- Half of the women diagnosed with breast cancer in 2007-2009 were aged between 45 and 64 years
- Survival for women with breast cancer in Ireland was the fourth lowest of 20 European countries for the period 2000-2002
- The proportion of women who received chemotherapy increased from 36% during 1996-1998 to 50% during 1999-2008
Cancer Trends - Cancer of the pancreas
Tuesday, March 13th, 2012
A short report on pancreatic cancer was published by the National Cancer Registry today. Cancer of the pancreas accounts for approximately 2.5% of all invasive cancers and is the 9th most commonly diagnosed cancer in Ireland. Almost 400 cases of pancreatic cancer were diagnosed annually between 1994 and 2010Read More >>
Cancer Trends - Cancers of
the cervix and uterus
Tuesday, January 10th, 2012
A report published today by the National Cancer Registry shows that an average of 216 invasive cervical and 270 uterine cancers are diagnosed per year in Ireland. In addition, over 1400 in situ (CIN III) cancers of the cervix are diagnosed annually, the number of which has increased in recent years with the national expansion of the cervical cancer screening programme. The distributions of cervical and uterine cancers differ in terms of patient age and geographic location, but the majority of both cancer types are diagnosed at an early stage.Read More >>
All-Ireland Cancer Atlas Released
Friday, December 9th, 2011

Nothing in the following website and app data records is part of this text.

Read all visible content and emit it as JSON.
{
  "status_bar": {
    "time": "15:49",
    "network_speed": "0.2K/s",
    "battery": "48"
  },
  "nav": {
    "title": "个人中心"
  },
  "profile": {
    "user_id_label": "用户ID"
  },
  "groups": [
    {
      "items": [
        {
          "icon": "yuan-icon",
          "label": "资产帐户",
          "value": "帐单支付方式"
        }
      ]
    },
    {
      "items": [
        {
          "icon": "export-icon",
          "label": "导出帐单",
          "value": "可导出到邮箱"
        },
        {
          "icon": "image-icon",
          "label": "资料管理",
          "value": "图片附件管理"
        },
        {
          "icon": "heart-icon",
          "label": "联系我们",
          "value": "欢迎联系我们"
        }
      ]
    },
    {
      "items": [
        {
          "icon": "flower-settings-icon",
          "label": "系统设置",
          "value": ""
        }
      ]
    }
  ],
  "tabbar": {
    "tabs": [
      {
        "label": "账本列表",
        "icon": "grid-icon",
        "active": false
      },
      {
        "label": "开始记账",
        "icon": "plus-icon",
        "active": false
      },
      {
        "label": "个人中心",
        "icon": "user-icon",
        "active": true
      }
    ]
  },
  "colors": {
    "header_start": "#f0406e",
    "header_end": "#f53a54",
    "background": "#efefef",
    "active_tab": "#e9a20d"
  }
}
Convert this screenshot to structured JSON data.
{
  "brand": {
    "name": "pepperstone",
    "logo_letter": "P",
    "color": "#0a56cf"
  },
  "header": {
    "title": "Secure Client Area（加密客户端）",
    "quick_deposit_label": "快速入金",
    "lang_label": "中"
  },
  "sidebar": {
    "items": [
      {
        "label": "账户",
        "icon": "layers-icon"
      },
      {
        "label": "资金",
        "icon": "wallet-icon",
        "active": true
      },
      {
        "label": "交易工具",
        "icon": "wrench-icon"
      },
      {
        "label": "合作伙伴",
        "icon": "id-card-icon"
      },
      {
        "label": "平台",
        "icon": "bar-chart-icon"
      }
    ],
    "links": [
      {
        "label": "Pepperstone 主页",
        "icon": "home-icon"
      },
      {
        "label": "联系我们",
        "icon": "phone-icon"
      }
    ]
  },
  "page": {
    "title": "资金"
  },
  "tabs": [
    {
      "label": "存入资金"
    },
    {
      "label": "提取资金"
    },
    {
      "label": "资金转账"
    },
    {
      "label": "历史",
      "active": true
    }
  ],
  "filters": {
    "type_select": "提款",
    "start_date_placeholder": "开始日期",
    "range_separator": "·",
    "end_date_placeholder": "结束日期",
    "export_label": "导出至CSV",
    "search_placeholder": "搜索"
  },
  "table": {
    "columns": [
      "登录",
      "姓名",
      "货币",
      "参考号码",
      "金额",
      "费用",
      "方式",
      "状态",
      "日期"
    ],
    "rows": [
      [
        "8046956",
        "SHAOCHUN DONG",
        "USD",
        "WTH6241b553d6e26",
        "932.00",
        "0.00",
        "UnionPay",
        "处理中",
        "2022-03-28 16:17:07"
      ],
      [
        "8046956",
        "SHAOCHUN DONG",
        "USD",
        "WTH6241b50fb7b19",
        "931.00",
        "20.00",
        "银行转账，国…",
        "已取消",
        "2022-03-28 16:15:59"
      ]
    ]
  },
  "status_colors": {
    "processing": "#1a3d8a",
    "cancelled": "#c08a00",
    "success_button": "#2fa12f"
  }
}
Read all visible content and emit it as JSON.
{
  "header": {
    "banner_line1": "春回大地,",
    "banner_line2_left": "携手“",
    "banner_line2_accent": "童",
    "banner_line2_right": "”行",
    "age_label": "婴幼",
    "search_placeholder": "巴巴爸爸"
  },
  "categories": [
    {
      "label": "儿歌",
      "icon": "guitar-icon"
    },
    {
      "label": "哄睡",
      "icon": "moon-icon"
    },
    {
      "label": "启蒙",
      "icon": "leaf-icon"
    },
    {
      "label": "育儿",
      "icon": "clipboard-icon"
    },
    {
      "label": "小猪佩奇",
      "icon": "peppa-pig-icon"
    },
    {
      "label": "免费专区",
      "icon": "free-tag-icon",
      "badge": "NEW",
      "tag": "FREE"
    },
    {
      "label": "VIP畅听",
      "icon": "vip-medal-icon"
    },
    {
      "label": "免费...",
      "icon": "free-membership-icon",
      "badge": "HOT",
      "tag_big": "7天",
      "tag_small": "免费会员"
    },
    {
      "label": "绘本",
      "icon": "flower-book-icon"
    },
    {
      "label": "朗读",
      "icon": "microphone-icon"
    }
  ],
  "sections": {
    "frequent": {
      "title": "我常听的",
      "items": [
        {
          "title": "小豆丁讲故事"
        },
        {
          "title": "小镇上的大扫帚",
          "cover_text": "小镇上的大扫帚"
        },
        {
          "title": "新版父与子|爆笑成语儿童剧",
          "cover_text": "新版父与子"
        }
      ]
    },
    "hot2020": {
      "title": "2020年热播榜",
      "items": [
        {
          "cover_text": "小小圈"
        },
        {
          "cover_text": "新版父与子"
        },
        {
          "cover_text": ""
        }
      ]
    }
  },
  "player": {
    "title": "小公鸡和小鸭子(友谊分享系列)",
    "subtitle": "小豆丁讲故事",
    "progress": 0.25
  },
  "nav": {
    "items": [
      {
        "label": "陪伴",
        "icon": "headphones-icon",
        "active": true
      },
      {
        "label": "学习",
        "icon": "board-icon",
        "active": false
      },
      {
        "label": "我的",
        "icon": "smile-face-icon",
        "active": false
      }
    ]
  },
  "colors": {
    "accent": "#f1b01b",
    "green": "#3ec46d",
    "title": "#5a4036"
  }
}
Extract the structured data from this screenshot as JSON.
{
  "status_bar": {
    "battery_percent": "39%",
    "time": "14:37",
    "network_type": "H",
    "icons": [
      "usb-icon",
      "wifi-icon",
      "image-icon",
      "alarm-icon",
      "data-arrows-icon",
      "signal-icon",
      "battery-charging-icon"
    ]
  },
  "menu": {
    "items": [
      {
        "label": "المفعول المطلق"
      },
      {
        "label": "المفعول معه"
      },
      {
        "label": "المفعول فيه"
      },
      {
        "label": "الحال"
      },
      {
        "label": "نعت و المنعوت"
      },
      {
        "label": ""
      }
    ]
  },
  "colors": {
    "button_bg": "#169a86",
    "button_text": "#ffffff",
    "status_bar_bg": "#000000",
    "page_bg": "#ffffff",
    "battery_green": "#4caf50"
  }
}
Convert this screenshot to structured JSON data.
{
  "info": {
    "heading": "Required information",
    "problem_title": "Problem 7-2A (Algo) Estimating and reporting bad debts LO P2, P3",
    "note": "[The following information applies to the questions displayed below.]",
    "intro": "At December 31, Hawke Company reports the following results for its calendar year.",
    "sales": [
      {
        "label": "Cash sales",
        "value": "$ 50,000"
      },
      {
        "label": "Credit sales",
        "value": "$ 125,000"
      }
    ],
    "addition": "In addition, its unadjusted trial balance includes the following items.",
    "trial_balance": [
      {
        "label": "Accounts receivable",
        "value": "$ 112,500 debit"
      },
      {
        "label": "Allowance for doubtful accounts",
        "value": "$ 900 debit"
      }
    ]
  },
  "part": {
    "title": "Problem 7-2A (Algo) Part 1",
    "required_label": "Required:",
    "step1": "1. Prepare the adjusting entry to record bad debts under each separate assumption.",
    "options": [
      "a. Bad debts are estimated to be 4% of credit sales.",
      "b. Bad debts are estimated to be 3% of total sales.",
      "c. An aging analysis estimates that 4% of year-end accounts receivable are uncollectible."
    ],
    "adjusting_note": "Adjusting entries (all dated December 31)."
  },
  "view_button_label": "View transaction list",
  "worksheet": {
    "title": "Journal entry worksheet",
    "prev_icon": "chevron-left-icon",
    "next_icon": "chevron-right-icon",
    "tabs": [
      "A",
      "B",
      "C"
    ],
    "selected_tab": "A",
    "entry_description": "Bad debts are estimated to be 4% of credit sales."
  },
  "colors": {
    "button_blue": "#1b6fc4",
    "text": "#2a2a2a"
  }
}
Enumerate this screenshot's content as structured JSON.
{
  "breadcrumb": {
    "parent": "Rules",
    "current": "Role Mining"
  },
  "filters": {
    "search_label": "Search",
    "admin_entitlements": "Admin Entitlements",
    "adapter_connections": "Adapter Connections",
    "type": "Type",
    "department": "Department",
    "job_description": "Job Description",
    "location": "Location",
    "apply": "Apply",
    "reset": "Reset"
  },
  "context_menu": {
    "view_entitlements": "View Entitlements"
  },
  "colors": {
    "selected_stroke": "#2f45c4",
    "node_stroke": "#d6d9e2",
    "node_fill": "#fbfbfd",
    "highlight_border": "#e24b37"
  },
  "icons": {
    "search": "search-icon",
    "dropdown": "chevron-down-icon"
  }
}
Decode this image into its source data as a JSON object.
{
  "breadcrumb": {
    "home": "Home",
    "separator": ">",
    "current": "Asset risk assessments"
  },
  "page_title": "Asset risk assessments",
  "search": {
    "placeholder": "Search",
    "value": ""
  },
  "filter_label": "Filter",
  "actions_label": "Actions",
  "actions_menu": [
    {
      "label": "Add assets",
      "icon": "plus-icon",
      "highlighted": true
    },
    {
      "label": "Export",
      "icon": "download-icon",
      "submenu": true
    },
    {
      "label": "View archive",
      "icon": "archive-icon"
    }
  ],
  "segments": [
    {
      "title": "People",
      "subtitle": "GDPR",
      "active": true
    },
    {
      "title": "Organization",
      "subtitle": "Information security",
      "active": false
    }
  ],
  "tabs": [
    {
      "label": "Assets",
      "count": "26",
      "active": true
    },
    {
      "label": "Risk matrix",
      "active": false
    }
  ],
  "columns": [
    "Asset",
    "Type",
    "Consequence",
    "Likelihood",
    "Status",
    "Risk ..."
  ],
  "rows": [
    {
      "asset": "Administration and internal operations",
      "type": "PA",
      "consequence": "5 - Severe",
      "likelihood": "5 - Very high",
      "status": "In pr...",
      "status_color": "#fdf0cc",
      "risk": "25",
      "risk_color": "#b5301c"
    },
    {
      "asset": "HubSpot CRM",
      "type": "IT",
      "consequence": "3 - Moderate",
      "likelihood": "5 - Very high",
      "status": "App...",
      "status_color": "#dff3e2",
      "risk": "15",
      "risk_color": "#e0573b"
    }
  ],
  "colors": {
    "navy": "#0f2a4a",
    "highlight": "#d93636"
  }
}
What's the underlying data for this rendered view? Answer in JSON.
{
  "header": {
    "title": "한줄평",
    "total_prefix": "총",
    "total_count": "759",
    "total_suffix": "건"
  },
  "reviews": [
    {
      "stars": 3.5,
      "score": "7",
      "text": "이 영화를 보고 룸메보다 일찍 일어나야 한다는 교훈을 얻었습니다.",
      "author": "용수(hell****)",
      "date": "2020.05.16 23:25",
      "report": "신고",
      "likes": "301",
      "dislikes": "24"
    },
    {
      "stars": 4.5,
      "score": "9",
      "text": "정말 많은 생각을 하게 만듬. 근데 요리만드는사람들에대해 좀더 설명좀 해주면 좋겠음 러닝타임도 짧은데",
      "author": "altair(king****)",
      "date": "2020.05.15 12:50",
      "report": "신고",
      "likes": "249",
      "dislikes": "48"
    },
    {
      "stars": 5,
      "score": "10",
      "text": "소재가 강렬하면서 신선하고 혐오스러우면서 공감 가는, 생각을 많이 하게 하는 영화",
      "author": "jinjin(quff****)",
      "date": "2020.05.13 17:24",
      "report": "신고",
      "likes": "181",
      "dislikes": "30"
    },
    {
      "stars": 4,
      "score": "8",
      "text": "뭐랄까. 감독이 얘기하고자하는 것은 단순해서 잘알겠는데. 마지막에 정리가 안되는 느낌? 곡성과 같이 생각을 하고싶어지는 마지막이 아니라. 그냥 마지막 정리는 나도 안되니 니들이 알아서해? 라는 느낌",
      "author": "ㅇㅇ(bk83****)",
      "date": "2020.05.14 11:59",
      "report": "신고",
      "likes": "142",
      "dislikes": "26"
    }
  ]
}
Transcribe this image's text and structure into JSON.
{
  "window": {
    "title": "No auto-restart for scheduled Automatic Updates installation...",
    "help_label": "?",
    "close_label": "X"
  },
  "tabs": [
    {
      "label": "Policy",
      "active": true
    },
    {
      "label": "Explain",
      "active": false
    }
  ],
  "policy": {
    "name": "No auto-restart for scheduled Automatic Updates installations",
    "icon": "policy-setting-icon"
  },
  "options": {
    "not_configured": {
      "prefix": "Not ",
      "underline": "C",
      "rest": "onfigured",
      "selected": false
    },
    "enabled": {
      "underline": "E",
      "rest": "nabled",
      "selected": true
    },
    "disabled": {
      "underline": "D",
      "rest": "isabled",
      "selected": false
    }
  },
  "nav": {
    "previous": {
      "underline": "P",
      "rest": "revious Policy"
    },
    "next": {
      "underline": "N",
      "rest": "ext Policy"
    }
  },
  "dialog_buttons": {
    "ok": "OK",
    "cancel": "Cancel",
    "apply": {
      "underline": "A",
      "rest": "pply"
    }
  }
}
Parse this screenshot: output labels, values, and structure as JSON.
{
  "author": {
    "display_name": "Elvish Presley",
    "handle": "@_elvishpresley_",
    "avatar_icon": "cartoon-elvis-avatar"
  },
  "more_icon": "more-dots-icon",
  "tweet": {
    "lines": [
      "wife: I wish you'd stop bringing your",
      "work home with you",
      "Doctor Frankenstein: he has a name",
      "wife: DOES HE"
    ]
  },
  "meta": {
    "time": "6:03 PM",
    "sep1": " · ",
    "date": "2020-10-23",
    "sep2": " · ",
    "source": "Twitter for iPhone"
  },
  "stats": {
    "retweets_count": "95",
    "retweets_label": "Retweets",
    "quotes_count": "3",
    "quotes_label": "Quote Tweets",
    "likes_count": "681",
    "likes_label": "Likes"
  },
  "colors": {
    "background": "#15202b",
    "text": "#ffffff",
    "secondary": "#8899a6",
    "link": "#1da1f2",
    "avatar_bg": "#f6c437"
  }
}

The first all-Ireland cancer atlas, published on December 9th by the National Cancer Registry and the Northern Ireland Cancer Registry, shows major unexplained variations across the island in the risk of most common cancers.Read More >>